- Hamacher, D.W. & Norris, R.P. (2011). "Bridging the Gap" through Australian Cultural Astronomy. In 'Archaeoastronomy & Ethnoastronomy: building bridges between cultures', Proceedings of IAU Symposium No. 278 held in Lima, Peru from 5–14 January 2011, edited by Clive Ruggles. Cambridge University Press, pp. 282-290.
- Lane, L. and Fullagar, R. (1980) Previously unrecorded Aboriginal stone alignments in Victoria. Records of the Victoria Archaeological Survey, No. 10, pp. 134–151
- Victorian Heritage Database, Mt Rothwell Archaeological Site (Gaz. 120.8-12-1974 p.4300) (See also Ripley Road)

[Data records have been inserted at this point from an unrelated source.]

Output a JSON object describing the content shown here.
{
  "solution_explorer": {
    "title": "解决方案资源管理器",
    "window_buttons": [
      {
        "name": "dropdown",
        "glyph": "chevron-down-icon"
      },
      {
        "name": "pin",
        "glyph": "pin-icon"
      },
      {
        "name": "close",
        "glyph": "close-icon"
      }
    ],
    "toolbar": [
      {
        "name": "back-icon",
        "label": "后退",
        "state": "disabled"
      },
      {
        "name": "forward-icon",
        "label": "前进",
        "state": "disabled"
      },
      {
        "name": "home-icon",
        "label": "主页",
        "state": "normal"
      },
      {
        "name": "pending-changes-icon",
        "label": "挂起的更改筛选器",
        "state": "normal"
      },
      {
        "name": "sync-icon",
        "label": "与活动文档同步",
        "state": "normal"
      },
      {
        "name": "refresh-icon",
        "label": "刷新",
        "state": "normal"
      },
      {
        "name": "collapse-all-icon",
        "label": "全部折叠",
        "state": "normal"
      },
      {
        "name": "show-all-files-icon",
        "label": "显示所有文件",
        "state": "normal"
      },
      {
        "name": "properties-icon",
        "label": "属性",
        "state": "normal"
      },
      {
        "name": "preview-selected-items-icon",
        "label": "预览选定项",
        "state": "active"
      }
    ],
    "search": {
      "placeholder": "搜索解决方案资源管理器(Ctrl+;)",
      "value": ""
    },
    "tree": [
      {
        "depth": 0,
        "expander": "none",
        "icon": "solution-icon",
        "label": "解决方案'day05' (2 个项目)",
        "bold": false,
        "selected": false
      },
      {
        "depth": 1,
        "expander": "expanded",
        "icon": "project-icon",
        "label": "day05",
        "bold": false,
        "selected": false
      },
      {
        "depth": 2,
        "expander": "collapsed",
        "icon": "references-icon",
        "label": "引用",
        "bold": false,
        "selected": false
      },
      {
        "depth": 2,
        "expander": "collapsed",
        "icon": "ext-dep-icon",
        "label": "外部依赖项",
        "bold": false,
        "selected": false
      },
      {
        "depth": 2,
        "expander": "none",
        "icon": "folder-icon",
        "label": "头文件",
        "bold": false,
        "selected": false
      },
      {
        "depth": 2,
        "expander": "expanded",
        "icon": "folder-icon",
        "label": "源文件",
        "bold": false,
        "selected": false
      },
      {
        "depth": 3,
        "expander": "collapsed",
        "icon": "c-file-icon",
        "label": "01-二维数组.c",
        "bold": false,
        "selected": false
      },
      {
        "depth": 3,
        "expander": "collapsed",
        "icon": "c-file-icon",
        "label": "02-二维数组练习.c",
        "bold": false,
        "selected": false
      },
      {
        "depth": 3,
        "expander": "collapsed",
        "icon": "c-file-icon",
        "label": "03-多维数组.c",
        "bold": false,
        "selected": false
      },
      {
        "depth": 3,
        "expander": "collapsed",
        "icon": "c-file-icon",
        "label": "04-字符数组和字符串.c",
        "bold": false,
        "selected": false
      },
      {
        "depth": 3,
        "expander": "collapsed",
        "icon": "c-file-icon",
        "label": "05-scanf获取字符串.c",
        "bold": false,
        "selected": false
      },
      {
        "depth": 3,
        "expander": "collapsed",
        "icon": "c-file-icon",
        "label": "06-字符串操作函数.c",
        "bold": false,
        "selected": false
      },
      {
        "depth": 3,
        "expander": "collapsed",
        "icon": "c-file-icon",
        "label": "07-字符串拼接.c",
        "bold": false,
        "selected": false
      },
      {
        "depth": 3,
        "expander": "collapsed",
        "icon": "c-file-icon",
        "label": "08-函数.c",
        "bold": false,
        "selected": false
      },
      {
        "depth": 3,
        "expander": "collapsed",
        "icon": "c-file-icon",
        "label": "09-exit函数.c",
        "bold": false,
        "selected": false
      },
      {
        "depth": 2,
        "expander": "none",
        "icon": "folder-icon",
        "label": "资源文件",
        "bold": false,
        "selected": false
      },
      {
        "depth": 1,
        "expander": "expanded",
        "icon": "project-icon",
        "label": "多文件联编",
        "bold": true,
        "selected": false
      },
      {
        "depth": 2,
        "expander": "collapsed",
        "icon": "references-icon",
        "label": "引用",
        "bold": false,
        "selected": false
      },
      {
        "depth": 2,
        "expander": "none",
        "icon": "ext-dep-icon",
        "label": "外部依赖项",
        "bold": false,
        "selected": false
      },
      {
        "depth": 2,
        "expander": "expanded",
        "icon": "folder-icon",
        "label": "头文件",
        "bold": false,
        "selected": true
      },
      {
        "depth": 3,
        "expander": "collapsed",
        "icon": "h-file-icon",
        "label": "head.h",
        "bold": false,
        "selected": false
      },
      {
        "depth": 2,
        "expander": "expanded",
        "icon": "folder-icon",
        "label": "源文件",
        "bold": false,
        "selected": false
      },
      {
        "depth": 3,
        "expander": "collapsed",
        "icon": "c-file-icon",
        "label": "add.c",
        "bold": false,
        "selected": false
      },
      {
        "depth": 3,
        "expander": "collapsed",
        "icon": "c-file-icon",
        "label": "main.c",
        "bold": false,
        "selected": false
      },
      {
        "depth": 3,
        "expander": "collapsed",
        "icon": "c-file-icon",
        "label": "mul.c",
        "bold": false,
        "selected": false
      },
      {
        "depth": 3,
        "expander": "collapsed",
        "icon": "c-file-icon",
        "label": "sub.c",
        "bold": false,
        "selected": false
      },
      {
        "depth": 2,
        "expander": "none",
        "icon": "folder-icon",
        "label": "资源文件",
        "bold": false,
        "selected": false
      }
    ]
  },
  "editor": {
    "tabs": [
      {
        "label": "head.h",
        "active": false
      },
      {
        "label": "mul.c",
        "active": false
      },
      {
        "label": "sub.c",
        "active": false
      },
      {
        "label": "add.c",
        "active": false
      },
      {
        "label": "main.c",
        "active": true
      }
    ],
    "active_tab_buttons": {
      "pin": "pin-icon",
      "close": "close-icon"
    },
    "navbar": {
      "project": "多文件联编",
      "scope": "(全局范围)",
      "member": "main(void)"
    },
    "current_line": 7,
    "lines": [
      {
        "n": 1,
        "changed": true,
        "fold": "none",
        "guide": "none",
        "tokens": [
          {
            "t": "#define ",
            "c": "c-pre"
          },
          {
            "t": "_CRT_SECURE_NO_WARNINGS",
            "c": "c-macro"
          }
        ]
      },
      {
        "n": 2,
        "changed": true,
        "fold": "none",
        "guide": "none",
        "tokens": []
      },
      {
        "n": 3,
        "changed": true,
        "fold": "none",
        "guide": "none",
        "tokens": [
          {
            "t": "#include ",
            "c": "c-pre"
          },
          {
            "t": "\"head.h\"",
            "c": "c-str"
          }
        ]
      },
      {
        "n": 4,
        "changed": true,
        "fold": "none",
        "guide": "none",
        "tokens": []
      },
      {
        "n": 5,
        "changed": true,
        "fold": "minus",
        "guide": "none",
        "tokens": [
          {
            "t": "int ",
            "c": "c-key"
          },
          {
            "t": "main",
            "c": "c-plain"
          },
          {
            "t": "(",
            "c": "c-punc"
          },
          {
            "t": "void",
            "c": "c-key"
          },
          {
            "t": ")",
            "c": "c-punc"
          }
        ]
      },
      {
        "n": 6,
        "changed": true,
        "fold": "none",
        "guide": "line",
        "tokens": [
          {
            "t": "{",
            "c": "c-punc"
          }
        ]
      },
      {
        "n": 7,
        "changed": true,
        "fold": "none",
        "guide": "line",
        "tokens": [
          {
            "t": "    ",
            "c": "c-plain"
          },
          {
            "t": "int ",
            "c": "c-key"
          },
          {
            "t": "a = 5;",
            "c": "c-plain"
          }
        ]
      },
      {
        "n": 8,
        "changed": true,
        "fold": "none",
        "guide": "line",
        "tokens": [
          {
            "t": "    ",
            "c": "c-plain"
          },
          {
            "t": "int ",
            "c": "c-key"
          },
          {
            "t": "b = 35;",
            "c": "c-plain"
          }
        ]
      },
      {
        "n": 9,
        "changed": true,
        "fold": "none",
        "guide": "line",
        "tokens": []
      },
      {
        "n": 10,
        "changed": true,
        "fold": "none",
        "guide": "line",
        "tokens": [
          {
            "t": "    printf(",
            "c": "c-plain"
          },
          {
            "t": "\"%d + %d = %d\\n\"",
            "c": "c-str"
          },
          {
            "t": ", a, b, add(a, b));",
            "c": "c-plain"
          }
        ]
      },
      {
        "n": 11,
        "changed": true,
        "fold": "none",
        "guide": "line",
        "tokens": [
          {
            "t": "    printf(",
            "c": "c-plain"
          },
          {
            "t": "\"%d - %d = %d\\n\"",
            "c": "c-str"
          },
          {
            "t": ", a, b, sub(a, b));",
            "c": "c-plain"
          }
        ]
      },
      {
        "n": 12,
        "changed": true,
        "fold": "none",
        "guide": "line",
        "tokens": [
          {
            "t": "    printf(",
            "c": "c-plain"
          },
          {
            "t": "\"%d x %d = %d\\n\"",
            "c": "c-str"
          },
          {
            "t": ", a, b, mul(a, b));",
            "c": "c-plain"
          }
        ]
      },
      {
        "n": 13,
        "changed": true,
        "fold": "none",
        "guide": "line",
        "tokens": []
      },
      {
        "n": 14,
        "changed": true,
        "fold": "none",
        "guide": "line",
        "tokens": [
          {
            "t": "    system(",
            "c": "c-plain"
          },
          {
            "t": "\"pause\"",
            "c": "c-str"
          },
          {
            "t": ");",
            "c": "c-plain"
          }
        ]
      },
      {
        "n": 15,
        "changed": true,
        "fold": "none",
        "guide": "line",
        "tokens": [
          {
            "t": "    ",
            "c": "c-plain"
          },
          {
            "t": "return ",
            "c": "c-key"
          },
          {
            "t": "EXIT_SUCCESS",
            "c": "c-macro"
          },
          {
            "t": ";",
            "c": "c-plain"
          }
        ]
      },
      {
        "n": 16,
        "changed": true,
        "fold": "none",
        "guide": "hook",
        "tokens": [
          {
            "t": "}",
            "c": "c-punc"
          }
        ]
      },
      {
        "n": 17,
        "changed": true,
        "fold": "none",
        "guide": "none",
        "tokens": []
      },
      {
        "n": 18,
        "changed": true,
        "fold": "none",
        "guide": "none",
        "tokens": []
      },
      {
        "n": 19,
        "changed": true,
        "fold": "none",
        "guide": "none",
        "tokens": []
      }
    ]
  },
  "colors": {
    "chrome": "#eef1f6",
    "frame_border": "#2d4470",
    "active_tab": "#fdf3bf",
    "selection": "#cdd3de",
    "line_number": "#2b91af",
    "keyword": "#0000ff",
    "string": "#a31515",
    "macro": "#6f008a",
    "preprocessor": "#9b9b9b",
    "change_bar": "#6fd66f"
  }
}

- Morieson, J. (2008). "The case study of the Boorong", in Jonas Vaiškunas (ed.), Astronomy and Cosmology in Folk Traditions and Cultural Heritage, pp. 258–262. Klaipeda: Klaipeda University Press (Archaeologia Baltica 10).
- "Rock of ages in state's southwest". Quarry. Gunnamatta Media. 1 March 2013. Retrieved 28 October 2016., citing the Geelong Advertiser.
- Hamish Fitzsimmons (12 October 2016). "The world's oldest observatory? How Aboriginal astronomy provides clues to ancient life". Australian Broadcasting Corporation. Retrieved 12 October 2016.
- Mountford, C.P. (1927). "Aboriginal stone structures in South Australia", Transactions and Proceedings of the Royal Society of South Australia 51, 169–172.
- Mountford, C.P. (1976). Nomads of the Australian Desert. Adelaide: Rigby.